Under the Ivy

I remember my teens as a time of almost painful awareness. Sad theme tunes to crap tv shows, poetry, birdsong, even statues could provoke an intensity of feeling that is both wonderful and destructive.
You just can't feel like that on a long term basis.
Just to make things worse, I had very little in the way of skills to translate all that passion into anything worthy.
King of the world, bottom of the ladder.
But I did have a little flair, and a lot of desire.
I also had some very undesirable flares...
Fast forward several ice ages and I've learnt my craft.
Working late in the studio I heard a song that summed up all that adolescent purity of feeling in a way that made me realise how much I wished I could go back there.
(Kate Bush, Under the Ivy - listen to it on your own, with no grown ups around)
To have that sincerity, and the skills to represent it would be amazing.
So, with the finished painting already in my head, it was off to the Goth clubs again.
To their endless credit, not one person has reacted with suspicion or concern on these occasions, even when a total stranger invades their space and asks them to 'model for a painting' - it's like restraining orders had never been invented.
So, once again, thank you to Becky for being a perfect subject and making it possible for me to open a door to a past version of myself.
For those who like Victorian symbolism, there's no point in pretending to be mysterious:
The rose is for purity, the snake is sin, the Large Blue butterfly is about impermanence and ivy has always had associations with constancy.
The rusted lamp is an old favourite, and can be found in Holman Hunt's 'Light of the World'.
In fact, I hadn't realised how much I had been influenced by it until I'd finished this painting.
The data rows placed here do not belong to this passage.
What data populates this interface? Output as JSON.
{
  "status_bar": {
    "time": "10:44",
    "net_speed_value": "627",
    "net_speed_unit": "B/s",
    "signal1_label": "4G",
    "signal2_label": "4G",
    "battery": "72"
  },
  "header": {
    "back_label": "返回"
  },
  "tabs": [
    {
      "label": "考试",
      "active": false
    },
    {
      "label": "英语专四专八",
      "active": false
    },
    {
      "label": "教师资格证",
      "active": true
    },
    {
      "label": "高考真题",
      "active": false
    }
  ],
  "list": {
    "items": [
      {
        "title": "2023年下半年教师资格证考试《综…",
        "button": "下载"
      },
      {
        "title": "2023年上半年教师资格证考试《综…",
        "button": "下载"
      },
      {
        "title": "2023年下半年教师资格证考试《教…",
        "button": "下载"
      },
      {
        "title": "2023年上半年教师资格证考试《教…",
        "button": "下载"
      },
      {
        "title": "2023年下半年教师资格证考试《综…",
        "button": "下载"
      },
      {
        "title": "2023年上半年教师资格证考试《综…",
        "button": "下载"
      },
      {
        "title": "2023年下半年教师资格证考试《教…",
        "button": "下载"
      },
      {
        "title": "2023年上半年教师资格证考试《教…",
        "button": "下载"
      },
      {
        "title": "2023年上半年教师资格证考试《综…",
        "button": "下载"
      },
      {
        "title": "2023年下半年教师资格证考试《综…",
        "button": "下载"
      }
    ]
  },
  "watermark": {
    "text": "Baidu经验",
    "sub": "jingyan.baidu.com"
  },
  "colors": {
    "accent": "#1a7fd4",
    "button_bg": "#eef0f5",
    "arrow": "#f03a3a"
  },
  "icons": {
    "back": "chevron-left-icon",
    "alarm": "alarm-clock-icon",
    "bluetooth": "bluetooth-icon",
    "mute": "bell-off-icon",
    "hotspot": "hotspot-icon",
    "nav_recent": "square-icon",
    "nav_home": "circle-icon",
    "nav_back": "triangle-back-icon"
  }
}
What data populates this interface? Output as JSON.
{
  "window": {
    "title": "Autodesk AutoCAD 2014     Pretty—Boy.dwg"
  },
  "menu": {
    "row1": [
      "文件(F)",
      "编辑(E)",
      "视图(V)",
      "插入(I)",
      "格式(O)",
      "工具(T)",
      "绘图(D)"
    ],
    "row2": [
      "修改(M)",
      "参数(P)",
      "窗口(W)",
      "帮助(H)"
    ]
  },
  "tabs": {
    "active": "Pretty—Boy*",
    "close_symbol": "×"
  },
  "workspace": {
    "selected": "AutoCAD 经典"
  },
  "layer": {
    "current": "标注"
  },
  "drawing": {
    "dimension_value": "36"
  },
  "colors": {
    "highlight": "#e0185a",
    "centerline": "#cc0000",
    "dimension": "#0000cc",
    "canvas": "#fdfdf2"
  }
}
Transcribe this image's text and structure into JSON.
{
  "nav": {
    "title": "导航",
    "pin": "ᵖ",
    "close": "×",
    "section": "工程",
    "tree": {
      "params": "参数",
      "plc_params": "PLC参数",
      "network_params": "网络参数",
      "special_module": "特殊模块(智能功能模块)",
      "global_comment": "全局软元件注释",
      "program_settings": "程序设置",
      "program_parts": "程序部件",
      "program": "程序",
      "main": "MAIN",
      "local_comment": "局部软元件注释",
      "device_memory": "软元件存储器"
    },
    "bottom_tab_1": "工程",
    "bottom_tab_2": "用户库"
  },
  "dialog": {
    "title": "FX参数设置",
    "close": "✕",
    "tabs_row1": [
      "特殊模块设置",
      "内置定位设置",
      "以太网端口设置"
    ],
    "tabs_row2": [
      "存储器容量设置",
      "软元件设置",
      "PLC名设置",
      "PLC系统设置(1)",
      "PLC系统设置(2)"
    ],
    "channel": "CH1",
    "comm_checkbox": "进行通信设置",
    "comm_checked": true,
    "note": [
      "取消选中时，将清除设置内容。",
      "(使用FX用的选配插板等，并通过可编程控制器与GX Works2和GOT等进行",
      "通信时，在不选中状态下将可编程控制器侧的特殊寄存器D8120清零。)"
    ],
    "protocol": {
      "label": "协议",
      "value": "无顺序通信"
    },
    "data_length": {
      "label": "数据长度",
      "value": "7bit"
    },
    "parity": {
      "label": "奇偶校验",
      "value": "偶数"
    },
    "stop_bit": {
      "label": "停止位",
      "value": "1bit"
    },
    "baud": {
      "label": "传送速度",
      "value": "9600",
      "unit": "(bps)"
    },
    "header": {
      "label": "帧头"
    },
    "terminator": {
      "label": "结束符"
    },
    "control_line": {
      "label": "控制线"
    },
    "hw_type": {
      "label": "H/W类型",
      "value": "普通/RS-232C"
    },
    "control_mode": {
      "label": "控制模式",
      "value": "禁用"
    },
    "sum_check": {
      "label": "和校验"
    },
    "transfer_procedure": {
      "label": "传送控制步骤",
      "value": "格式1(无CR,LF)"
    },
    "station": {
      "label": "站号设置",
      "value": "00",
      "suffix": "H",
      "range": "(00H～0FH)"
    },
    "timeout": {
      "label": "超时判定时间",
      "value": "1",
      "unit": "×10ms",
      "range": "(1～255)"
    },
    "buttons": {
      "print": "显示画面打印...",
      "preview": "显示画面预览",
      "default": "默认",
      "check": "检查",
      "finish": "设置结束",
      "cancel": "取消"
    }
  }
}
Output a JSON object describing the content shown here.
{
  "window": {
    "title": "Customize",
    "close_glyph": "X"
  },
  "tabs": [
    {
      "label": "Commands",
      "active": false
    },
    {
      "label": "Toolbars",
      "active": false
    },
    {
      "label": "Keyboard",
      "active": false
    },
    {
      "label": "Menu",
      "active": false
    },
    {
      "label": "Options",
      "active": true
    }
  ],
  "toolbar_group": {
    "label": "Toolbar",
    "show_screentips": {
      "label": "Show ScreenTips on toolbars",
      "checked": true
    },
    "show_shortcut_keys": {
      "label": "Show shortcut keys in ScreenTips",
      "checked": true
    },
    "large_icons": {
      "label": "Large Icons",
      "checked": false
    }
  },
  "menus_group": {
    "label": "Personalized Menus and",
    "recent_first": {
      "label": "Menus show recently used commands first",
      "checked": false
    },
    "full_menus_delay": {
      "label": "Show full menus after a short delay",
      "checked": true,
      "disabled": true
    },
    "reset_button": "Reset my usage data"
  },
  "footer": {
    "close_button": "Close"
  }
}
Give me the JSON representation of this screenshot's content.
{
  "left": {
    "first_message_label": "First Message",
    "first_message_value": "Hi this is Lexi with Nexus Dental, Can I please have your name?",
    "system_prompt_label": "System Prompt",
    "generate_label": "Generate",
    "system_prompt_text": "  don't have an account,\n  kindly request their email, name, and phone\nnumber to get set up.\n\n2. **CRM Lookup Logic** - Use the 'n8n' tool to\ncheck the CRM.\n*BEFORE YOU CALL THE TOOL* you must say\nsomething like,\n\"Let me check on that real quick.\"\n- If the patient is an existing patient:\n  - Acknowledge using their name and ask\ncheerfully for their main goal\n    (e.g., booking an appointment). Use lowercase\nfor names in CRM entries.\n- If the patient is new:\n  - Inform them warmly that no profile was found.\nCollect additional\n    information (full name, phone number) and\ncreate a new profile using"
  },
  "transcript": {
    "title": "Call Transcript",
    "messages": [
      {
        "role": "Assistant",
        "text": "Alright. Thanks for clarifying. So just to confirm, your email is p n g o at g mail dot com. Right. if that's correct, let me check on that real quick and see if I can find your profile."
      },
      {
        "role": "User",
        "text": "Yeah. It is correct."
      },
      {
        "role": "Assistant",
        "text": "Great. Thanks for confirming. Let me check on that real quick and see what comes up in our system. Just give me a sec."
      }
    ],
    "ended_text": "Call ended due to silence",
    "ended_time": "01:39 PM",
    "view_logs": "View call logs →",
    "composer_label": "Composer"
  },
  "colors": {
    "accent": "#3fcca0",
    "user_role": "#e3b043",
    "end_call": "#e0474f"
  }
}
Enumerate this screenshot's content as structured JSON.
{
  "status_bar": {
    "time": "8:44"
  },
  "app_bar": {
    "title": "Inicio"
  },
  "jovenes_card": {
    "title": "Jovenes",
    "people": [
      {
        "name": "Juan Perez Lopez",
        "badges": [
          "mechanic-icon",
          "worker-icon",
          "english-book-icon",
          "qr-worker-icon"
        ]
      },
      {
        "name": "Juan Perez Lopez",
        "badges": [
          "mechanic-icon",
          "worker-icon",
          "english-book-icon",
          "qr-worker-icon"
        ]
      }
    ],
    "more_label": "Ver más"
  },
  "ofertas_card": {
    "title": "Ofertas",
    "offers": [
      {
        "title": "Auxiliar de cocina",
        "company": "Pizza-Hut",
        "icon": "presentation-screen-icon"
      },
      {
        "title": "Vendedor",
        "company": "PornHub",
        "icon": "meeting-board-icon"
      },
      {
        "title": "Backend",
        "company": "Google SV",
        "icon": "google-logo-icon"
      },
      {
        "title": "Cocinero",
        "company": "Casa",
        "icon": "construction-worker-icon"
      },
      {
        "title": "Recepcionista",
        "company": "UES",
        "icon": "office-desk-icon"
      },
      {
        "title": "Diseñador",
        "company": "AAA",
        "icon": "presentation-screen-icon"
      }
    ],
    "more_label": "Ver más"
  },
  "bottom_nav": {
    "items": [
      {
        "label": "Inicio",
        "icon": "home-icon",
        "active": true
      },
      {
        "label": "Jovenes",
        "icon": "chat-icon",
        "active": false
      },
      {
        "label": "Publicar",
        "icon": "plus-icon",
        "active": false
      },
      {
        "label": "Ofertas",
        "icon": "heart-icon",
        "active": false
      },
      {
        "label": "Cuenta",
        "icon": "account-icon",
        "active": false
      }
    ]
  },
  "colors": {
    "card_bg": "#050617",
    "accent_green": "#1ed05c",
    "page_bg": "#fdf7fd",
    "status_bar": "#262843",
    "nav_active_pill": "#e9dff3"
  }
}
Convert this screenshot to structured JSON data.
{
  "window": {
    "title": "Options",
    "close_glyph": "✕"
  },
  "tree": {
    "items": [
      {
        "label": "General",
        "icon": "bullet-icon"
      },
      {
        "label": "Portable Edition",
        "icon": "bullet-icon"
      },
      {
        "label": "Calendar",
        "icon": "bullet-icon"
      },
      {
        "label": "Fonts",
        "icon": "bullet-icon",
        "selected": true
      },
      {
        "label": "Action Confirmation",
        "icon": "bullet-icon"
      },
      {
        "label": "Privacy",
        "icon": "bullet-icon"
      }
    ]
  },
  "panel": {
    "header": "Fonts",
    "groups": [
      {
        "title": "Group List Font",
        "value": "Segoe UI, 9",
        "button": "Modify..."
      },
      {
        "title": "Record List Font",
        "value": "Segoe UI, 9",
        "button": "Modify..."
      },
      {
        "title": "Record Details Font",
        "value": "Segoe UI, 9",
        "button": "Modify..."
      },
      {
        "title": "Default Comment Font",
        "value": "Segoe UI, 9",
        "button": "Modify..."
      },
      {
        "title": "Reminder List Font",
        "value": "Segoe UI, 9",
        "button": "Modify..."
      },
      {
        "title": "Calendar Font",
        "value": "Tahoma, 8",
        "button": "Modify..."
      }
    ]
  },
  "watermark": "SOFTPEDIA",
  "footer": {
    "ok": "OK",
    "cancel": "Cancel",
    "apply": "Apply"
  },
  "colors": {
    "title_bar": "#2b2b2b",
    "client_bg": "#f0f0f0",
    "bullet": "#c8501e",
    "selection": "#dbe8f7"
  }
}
Incidentally, I built the image around the principles of the Golden Ratio, which is supposed to be the ideal proportion for the human eye to accept (much used by ancient Greeks and the like, so who am I to argue).
Somehow, it just seemed right:
The whole painting took exactly 40 hours, over the fortnight after Christmas, and it really did feel like it painted itself - I just waved a hairy stick at it and watched it emerge.
This does not happen very often...
Oh, and Becky...?  - loved painting the boot!.

1 comment:

  1. Oh my god - I love it!
    Look forward to seeing you and Mands again soon mate
    Tim :)